### WORK ORDER
In the data, find each line where the word "Background" appears and list that line.

### DATA IN THIS EXERCISE
━━━━━━━━━━

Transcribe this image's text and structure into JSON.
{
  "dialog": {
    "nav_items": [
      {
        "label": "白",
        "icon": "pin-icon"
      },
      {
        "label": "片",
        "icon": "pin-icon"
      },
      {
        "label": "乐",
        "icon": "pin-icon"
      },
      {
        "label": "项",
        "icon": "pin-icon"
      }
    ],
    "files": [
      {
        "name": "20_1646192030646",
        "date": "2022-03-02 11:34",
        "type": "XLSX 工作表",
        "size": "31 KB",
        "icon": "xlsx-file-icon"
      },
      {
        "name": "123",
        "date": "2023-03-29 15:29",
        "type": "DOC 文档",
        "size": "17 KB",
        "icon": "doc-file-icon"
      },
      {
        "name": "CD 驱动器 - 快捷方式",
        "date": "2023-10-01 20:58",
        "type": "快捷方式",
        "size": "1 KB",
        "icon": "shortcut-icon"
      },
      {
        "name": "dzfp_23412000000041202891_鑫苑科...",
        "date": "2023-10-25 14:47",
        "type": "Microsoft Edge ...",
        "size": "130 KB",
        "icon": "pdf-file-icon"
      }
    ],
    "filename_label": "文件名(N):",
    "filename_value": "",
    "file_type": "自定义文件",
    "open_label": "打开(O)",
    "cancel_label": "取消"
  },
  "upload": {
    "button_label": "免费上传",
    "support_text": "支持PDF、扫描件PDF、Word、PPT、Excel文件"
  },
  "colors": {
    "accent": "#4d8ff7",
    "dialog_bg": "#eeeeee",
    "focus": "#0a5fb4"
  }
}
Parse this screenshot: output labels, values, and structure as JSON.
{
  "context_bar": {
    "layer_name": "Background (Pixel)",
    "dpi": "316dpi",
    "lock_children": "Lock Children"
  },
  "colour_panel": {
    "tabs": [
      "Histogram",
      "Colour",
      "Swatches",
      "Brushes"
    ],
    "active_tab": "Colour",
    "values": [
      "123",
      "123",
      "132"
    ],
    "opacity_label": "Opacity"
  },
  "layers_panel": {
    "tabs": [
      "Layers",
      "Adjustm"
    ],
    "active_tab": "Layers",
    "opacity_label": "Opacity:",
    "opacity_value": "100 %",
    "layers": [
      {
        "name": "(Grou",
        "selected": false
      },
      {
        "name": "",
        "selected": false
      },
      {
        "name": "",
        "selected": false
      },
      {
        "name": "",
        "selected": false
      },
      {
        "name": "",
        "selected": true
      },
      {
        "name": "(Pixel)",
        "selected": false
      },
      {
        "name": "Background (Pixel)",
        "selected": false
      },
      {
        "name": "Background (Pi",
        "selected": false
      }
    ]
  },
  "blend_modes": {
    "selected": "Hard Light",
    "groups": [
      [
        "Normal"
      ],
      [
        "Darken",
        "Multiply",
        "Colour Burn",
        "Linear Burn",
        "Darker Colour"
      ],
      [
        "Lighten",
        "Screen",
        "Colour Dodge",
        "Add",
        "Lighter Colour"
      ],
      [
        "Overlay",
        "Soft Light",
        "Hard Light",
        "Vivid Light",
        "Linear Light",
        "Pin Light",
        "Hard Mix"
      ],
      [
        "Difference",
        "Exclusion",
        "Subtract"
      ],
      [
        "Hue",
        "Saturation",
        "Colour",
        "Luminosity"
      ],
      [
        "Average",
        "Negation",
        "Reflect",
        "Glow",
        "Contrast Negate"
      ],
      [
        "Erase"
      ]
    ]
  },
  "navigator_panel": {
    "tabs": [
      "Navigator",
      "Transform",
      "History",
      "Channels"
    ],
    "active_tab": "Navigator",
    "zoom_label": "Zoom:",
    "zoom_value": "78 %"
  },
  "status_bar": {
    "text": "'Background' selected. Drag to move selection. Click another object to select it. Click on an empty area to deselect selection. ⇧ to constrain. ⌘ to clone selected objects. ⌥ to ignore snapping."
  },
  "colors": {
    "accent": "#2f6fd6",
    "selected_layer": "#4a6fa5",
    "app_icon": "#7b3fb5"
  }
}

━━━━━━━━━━

### COMPLETED TASK
    "layer_name": "Background (Pixel)",
        "name": "Background (Pixel)",
        "name": "Background (Pi",
    "text": "'Background' selected. Drag to move selection. Click another object to select it. Click on an empty area to deselect selection. ⇧ to constrain. ⌘ to clone selected objects. ⌥ to ignore snapping."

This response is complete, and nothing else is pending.